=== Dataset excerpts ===
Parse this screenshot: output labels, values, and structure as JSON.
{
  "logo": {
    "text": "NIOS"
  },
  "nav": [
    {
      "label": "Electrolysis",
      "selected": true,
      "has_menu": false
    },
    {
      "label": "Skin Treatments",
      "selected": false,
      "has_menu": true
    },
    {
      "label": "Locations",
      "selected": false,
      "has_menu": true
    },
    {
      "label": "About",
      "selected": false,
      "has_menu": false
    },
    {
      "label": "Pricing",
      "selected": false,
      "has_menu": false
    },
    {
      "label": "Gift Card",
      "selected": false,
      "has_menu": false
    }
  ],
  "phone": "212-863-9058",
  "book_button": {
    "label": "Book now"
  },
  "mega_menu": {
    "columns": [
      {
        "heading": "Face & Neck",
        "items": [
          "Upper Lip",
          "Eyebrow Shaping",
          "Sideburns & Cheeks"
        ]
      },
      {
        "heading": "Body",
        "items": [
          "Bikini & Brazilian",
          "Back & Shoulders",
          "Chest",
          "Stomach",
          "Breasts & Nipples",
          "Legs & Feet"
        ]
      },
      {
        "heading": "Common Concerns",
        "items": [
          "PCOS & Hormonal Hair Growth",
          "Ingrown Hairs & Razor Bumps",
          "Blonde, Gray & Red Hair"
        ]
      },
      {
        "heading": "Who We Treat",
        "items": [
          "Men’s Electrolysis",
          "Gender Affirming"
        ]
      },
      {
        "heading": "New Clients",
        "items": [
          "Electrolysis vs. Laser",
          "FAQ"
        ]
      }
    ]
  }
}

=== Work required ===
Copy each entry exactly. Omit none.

=== Exercise result ===
Parse this screenshot: output labels, values, and structure as JSON.
{
  "logo": {
    "text": "NIOS"
  },
  "nav": [
    {
      "label": "Electrolysis",
      "selected": true,
      "has_menu": false
    },
    {
      "label": "Skin Treatments",
      "selected": false,
      "has_menu": true
    },
    {
      "label": "Locations",
      "selected": false,
      "has_menu": true
    },
    {
      "label": "About",
      "selected": false,
      "has_menu": false
    },
    {
      "label": "Pricing",
      "selected": false,
      "has_menu": false
    },
    {
      "label": "Gift Card",
      "selected": false,
      "has_menu": false
    }
  ],
  "phone": "212-863-9058",
  "book_button": {
    "label": "Book now"
  },
  "mega_menu": {
    "columns": [
      {
        "heading": "Face & Neck",
        "items": [
          "Upper Lip",
          "Eyebrow Shaping",
          "Sideburns & Cheeks"
        ]
      },
      {
        "heading": "Body",
        "items": [
          "Bikini & Brazilian",
          "Back & Shoulders",
          "Chest",
          "Stomach",
          "Breasts & Nipples",
          "Legs & Feet"
        ]
      },
      {
        "heading": "Common Concerns",
        "items": [
          "PCOS & Hormonal Hair Growth",
          "Ingrown Hairs & Razor Bumps",
          "Blonde, Gray & Red Hair"
        ]
      },
      {
        "heading": "Who We Treat",
        "items": [
          "Men’s Electrolysis",
          "Gender Affirming"
        ]
      },
      {
        "heading": "New Clients",
        "items": [
          "Electrolysis vs. Laser",
          "FAQ"
        ]
      }
    ]
  }
}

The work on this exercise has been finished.